Tuesday evening, growers learned that the government is reducing their crop by 18 percent.
The quota tells tobacco farmers how much they can sell next year which translates into how much they can make next year.
The quota for 1999 is 666.2 million pounds, down from 807.6 million pounds this past year.
Last year was not a good year for tobacco, and everyone expected the quota to drop this year.
Because last year's crop did not sell out, most expected a cut this year. During the wait, a small group of farmers went to Edgecombe County to hear from the man who helped negotiate the most recent tobacco settlement.
Attorney General Mike Easleysays he wants to use some of that money to help communities rooted in tobacco. "Part of my job in the negotiations was to try and make certain that other states understood who the tobacco farmer was," Easley says.
"The tobacco farmer is somebody who has been playing by the rules. They haven't done anything wrong. They wouldn't do anything to hurt a child; they don't want kids to smoke. And tobacco's very important to our economy, and it is a legal product. I think I made the point with them," Easley says, "and I think it's going to bring some stability through the settlement and that the future will be little more certain, a little more predictable for all of us."

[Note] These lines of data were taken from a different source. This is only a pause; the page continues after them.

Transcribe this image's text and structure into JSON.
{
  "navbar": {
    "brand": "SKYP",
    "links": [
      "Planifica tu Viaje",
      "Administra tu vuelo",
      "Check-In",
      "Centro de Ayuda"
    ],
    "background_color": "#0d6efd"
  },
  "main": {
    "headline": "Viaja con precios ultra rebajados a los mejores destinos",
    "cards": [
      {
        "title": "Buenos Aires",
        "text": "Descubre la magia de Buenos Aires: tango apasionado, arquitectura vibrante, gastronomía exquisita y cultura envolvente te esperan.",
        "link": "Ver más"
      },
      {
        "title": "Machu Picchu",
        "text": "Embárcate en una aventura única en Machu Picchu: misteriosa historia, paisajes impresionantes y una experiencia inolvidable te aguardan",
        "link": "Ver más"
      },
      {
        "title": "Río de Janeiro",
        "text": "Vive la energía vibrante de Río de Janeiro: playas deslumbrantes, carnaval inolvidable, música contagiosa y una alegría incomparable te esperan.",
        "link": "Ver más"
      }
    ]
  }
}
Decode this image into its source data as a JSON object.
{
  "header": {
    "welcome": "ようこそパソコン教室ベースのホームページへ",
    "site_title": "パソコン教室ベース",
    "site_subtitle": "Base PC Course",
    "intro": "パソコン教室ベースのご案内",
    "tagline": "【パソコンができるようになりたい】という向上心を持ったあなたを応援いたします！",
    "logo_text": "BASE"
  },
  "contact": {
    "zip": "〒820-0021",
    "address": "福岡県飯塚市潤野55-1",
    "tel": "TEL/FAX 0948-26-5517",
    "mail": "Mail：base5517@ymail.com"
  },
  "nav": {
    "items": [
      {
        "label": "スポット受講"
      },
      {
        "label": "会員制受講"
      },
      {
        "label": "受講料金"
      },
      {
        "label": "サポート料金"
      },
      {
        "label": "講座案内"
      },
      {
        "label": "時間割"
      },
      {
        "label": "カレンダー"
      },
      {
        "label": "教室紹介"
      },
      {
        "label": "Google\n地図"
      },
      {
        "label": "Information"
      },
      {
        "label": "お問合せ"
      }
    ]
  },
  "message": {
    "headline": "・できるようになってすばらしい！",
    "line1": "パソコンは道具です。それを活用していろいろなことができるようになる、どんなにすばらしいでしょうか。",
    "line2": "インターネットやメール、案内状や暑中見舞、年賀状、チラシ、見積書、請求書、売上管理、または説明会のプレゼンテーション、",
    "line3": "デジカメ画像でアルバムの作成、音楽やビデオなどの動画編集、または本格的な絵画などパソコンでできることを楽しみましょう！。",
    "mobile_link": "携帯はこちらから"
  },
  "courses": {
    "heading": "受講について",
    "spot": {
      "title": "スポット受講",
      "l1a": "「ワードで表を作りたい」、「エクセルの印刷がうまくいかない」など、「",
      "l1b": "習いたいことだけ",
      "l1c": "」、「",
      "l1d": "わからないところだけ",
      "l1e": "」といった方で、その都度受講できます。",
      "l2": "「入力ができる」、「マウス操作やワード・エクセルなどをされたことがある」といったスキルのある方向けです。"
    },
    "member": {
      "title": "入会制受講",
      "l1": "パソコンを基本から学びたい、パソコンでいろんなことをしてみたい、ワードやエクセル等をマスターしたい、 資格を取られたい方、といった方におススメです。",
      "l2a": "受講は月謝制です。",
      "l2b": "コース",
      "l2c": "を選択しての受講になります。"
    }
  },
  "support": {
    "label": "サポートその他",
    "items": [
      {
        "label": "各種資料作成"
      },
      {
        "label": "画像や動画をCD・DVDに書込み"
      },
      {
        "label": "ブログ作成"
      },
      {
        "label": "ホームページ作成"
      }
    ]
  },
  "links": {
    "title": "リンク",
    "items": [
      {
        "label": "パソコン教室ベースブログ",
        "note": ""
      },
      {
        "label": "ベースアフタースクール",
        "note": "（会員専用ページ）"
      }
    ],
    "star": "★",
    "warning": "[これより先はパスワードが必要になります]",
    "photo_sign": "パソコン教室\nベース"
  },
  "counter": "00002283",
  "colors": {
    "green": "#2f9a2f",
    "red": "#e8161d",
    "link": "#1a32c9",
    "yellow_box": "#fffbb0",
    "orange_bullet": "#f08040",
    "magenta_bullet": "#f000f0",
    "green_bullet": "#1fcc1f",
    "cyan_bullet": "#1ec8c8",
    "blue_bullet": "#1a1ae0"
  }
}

Easley's office says representatives from 12 states will meet in Raleigh Friday to talk about the settlement and the future of the industry.
From Staff and Wire Reports